That revelation came after I read The Princess Academy by Shannon Hale. In the book, the main character, Miri, a young, ordinary girl who lives in the mountains, ultimately saves the day. She’s not made to be like her male counterparts, wielding a sword and besting the villains with brute strength. She uses her smarts and her own unique talents and becomes a hero in her own right, in her own way. And for young Jessica, to see another young girl, a rather ordinary seeming character, triumph over the antagonists using her smarts, saving her friends, saving her entire village, it made me feel like I could do that. It made me feel empowered and important, even as ordinary as I was. I had always loved reading, but after reading this book, I thought, “I want to do this too! I want to be a writer!” for the first time. I wanted to write female characters like Miri, who felt real, who had strengths and weaknesses, who could save the day just by being themselves.
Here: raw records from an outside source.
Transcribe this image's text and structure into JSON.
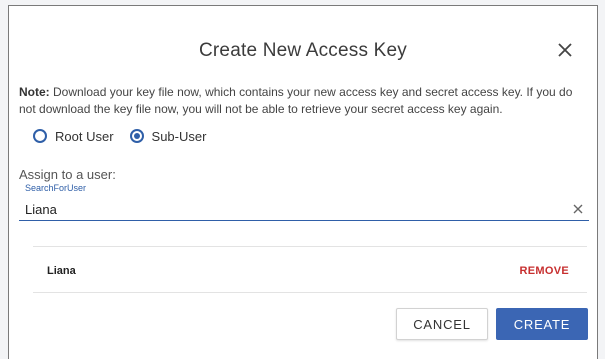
{
  "dialog": {
    "title": "Create New Access Key",
    "close_icon": "close-icon"
  },
  "note": {
    "label": "Note:",
    "text": " Download your key file now, which contains your new access key and secret access key. If you do not download the key file now, you will not be able to retrieve your secret access key again."
  },
  "user_type": {
    "options": [
      {
        "label": "Root User",
        "selected": false
      },
      {
        "label": "Sub-User",
        "selected": true
      }
    ]
  },
  "assign": {
    "label": "Assign to a user:",
    "search_label": "SearchForUser",
    "search_value": "Liana",
    "clear_icon": "clear-icon"
  },
  "selected_user": {
    "name": "Liana",
    "remove_label": "REMOVE"
  },
  "actions": {
    "cancel_label": "CANCEL",
    "create_label": "CREATE"
  },
  "colors": {
    "accent": "#2f5fa8",
    "primary_button": "#3b66b4",
    "danger": "#c72f2f"
  }
}
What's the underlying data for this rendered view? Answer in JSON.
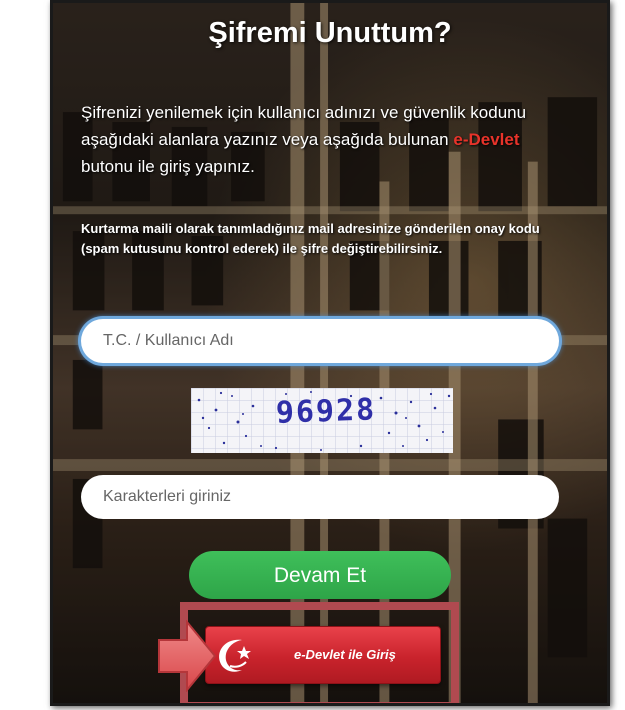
{
  "page": {
    "title": "Şifremi Unuttum?"
  },
  "intro": {
    "text_before": "Şifrenizi yenilemek için kullanıcı adınızı ve güvenlik kodunu aşağıdaki alanlara yazınız veya aşağıda bulunan ",
    "edevlet_word": "e-Devlet",
    "text_after": " butonu ile giriş yapınız."
  },
  "note": {
    "text": "Kurtarma maili olarak tanımladığınız mail adresinize gönderilen onay kodu (spam kutusunu kontrol ederek) ile şifre değiştirebilirsiniz."
  },
  "form": {
    "username_placeholder": "T.C. / Kullanıcı Adı",
    "username_value": "",
    "captcha_code": "96928",
    "captcha_placeholder": "Karakterleri giriniz",
    "captcha_value": ""
  },
  "buttons": {
    "continue_label": "Devam Et",
    "edevlet_label": "e-Devlet ile Giriş"
  },
  "colors": {
    "continue_green": "#2ea548",
    "edevlet_red": "#c9232c",
    "highlight_border": "#b04a50",
    "input_focus": "#4a90d9"
  },
  "icons": {
    "edevlet_logo": "edevlet-crescent-logo",
    "pointer_arrow": "arrow-right-icon"
  }
}
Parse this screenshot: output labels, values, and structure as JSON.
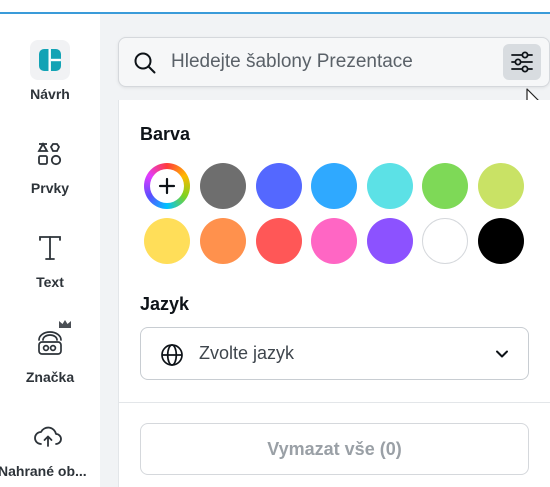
{
  "sidebar": {
    "items": [
      {
        "label": "Návrh",
        "icon": "design-icon"
      },
      {
        "label": "Prvky",
        "icon": "shapes-icon"
      },
      {
        "label": "Text",
        "icon": "text-icon"
      },
      {
        "label": "Značka",
        "icon": "brand-icon"
      },
      {
        "label": "Nahrané ob...",
        "icon": "upload-cloud-icon"
      }
    ]
  },
  "search": {
    "placeholder": "Hledejte šablony Prezentace"
  },
  "filters": {
    "color_title": "Barva",
    "colors": [
      "rainbow",
      "#6e6e6e",
      "#5468ff",
      "#2fa9ff",
      "#5ce1e6",
      "#7ed957",
      "#c9e265",
      "#ffde59",
      "#ff914d",
      "#ff5757",
      "#ff66c4",
      "#8c52ff",
      "#ffffff",
      "#000000"
    ],
    "language_title": "Jazyk",
    "language_placeholder": "Zvolte jazyk",
    "clear_label": "Vymazat vše (0)"
  }
}
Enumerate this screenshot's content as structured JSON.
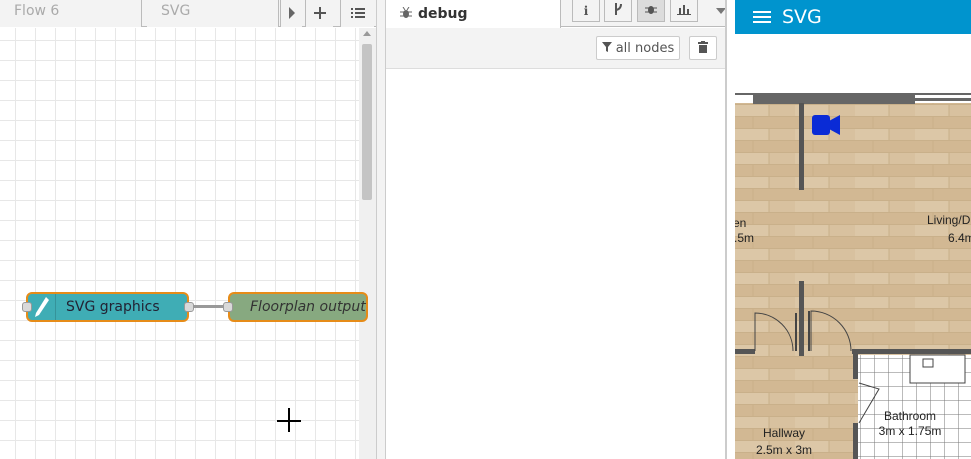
{
  "workspace": {
    "tabs": [
      {
        "label": "Flow 6"
      },
      {
        "label": "SVG"
      }
    ],
    "nodes": {
      "svg_graphics": {
        "label": "SVG graphics",
        "color": "#3fadb5"
      },
      "floorplan_output": {
        "label": "Floorplan output",
        "color": "#87a980"
      }
    }
  },
  "sidebar": {
    "active_tab": "debug",
    "filter_label": "all nodes"
  },
  "dashboard": {
    "title": "SVG",
    "header_color": "#0094ce",
    "floorplan": {
      "rooms": [
        {
          "name": "en",
          "size": ".5m"
        },
        {
          "name": "Living/D",
          "size": "6.4m"
        },
        {
          "name": "Hallway",
          "size": "2.5m x 3m"
        },
        {
          "name": "Bathroom",
          "size": "3m x 1.75m"
        }
      ],
      "camera_color": "#0a2bd6"
    }
  }
}
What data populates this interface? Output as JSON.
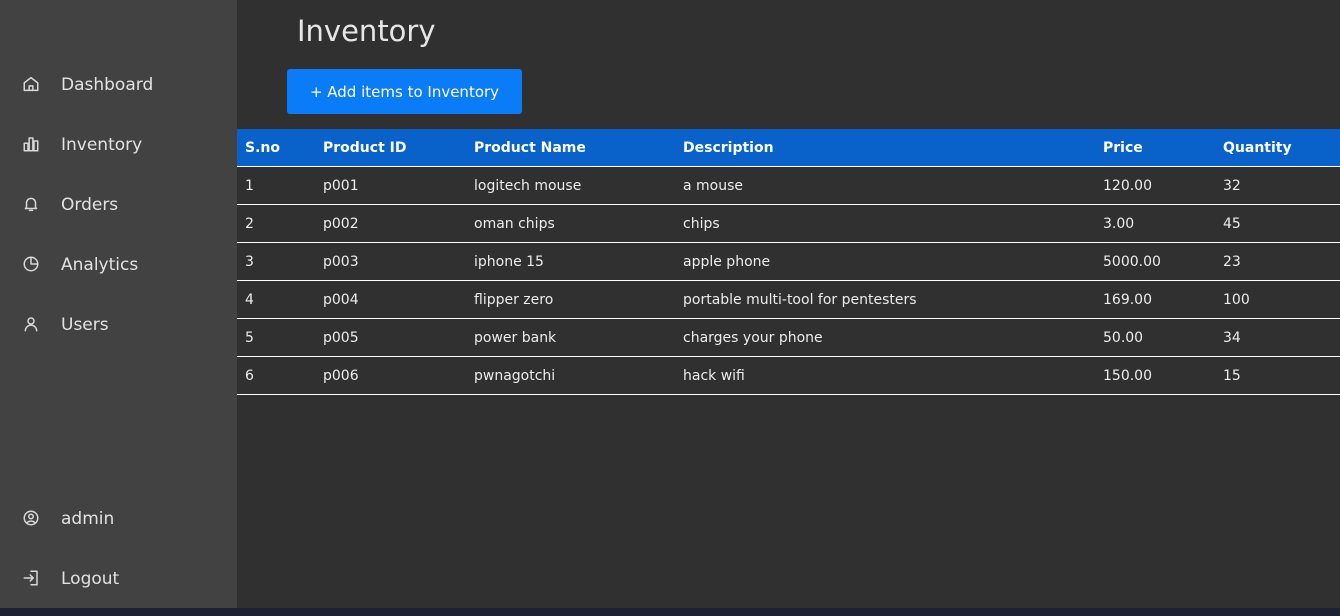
{
  "sidebar": {
    "items": [
      {
        "label": "Dashboard",
        "icon": "home-icon"
      },
      {
        "label": "Inventory",
        "icon": "bar-chart-icon"
      },
      {
        "label": "Orders",
        "icon": "bell-icon"
      },
      {
        "label": "Analytics",
        "icon": "pie-chart-icon"
      },
      {
        "label": "Users",
        "icon": "user-icon"
      }
    ],
    "footer": [
      {
        "label": "admin",
        "icon": "user-circle-icon"
      },
      {
        "label": "Logout",
        "icon": "logout-icon"
      }
    ]
  },
  "main": {
    "title": "Inventory",
    "add_button_label": "+ Add items to Inventory",
    "table": {
      "columns": [
        "S.no",
        "Product ID",
        "Product Name",
        "Description",
        "Price",
        "Quantity"
      ],
      "rows": [
        [
          "1",
          "p001",
          "logitech mouse",
          "a mouse",
          "120.00",
          "32"
        ],
        [
          "2",
          "p002",
          "oman chips",
          "chips",
          "3.00",
          "45"
        ],
        [
          "3",
          "p003",
          "iphone 15",
          "apple phone",
          "5000.00",
          "23"
        ],
        [
          "4",
          "p004",
          "flipper zero",
          "portable multi-tool for pentesters",
          "169.00",
          "100"
        ],
        [
          "5",
          "p005",
          "power bank",
          "charges your phone",
          "50.00",
          "34"
        ],
        [
          "6",
          "p006",
          "pwnagotchi",
          "hack wifi",
          "150.00",
          "15"
        ]
      ]
    }
  },
  "colors": {
    "sidebar_bg": "#424242",
    "main_bg": "#303030",
    "accent": "#0b7cf7",
    "table_header_bg": "#0862c9"
  }
}
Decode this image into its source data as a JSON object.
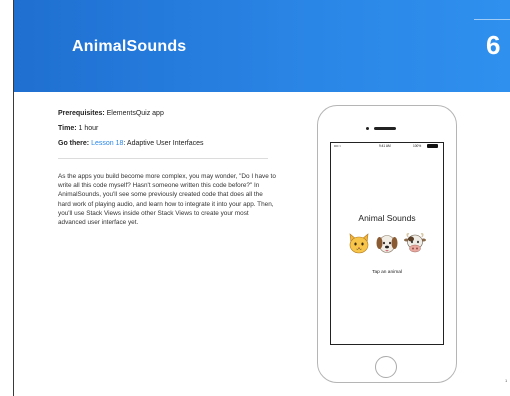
{
  "header": {
    "title": "AnimalSounds",
    "chapter_number": "6",
    "accent_color": "#2a86e6"
  },
  "meta": {
    "prerequisites_label": "Prerequisites:",
    "prerequisites_value": "ElementsQuiz app",
    "time_label": "Time:",
    "time_value": "1 hour",
    "go_there_label": "Go there:",
    "go_there_link": "Lesson 18",
    "go_there_rest": ": Adaptive User Interfaces"
  },
  "intro": {
    "text": "As the apps you build become more complex, you may wonder, \"Do I have to write all this code myself? Hasn't someone written this code before?\" In AnimalSounds, you'll see some previously created code that does all the hard work of playing audio, and learn how to integrate it into your app. Then, you'll use Stack Views inside other Stack Views to create your most advanced user interface yet."
  },
  "phone": {
    "status_carrier": "•••• ≈",
    "status_time": "9:41 AM",
    "status_battery": "100%",
    "app_title": "Animal Sounds",
    "animals": [
      {
        "name": "cat",
        "icon": "cat-face-icon"
      },
      {
        "name": "dog",
        "icon": "dog-face-icon"
      },
      {
        "name": "cow",
        "icon": "cow-face-icon"
      }
    ],
    "tap_label": "Tap an animal"
  },
  "corner_mark": "1"
}
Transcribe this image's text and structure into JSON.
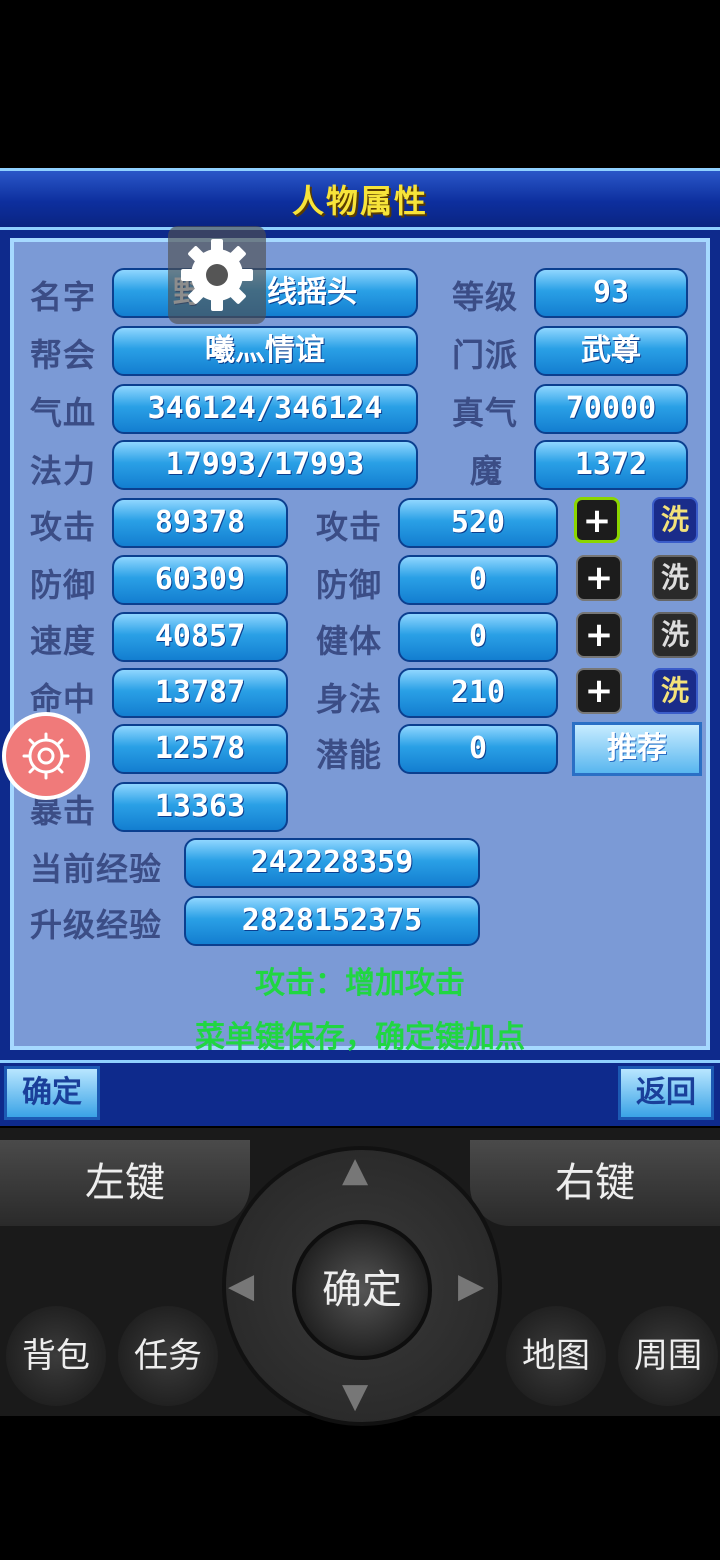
{
  "title": "人物属性",
  "rows_top": [
    {
      "label": "名字",
      "value": "野",
      "value_rest": "线摇头",
      "label2": "等级",
      "value2": "93"
    },
    {
      "label": "帮会",
      "value": "曦灬情谊",
      "label2": "门派",
      "value2": "武尊"
    },
    {
      "label": "气血",
      "value": "346124/346124",
      "label2": "真气",
      "value2": "70000"
    },
    {
      "label": "法力",
      "value": "17993/17993",
      "label2": "魔",
      "value2": "1372"
    }
  ],
  "rows_attr": [
    {
      "label": "攻击",
      "value": "89378",
      "label2": "攻击",
      "value2": "520",
      "plus": "+",
      "wash": "洗"
    },
    {
      "label": "防御",
      "value": "60309",
      "label2": "防御",
      "value2": "0",
      "plus": "+",
      "wash": "洗"
    },
    {
      "label": "速度",
      "value": "40857",
      "label2": "健体",
      "value2": "0",
      "plus": "+",
      "wash": "洗"
    },
    {
      "label": "命中",
      "value": "13787",
      "label2": "身法",
      "value2": "210",
      "plus": "+",
      "wash": "洗"
    },
    {
      "label": "",
      "value": "12578",
      "label2": "潜能",
      "value2": "0"
    },
    {
      "label": "暴击",
      "value": "13363"
    }
  ],
  "recommend": "推荐",
  "exp": [
    {
      "label": "当前经验",
      "value": "242228359"
    },
    {
      "label": "升级经验",
      "value": "2828152375"
    }
  ],
  "hint1": "攻击：增加攻击",
  "hint2": "菜单键保存，确定键加点",
  "bottom": {
    "confirm": "确定",
    "back": "返回"
  },
  "controller": {
    "left_key": "左键",
    "right_key": "右键",
    "center": "确定",
    "bag": "背包",
    "task": "任务",
    "map": "地图",
    "around": "周围"
  },
  "colors": {
    "title": "#f7e43a",
    "hint": "#20d642",
    "panel": "#7b9ad6"
  }
}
From that moment on, I kept notebook after notebook filled with half-written stories and story ideas. On at least one occasion, I carried a notebook out on the playground with me, jotting down notes. I had decided, already, that I wanted to be a writer, an author. Young me didn’t really know or care about the concept or realities of money. I just wanted to write. I still just want to write. And where Lahiri’s parents’ “reaction to [her] decision was to remain neutral,” my parents actively encouraged me (82).
When I was a tween, I wrote a family newspaper one summer. I invited all to contribute. My younger siblings drew comics and I even created a calendar section, asking my mom about important dates and activities to include. After I printed out the issue, my parents would sit down with it and read it, all the way through. When I moved on to writing my first novel, my dad would poke his head into the computer room and tease me, while I tried to cover the screen telling him not to look because “It’s not finished yet!” And whenever I would finish any writing project, usually for school, I would bring a paper copy for my mom to read before I turned it in. And she always read them with a careful eye and a smile on her face.
Even now, my mother is one of my best proofreaders. My father still asks about what projects I’m working on and tries to sneak peeks, to which I still cover my screen, grinning, and say, “You’ll have to wait until it’s finished.” Never ever in my entire life have my parents made me feel like writing wasn’t something worth pursuing. Never have they made me feel like it wasn’t a “practical or responsible thing to do” (Lahiri 82). They’ve always supported me and been proud of my writing accomplishments. I am so grateful for them, for nurturing my love of reading and for cheering me on as I write.
Lahiri, Jhumpa. “Trading Stories: Notes from an apprenticeship.” The New Yorker, June 13 & 20, 2011. PDF.
Menand, Louis. “Live and Learn: Why we have college.” The New Yorker, June 6, 2011. PDF.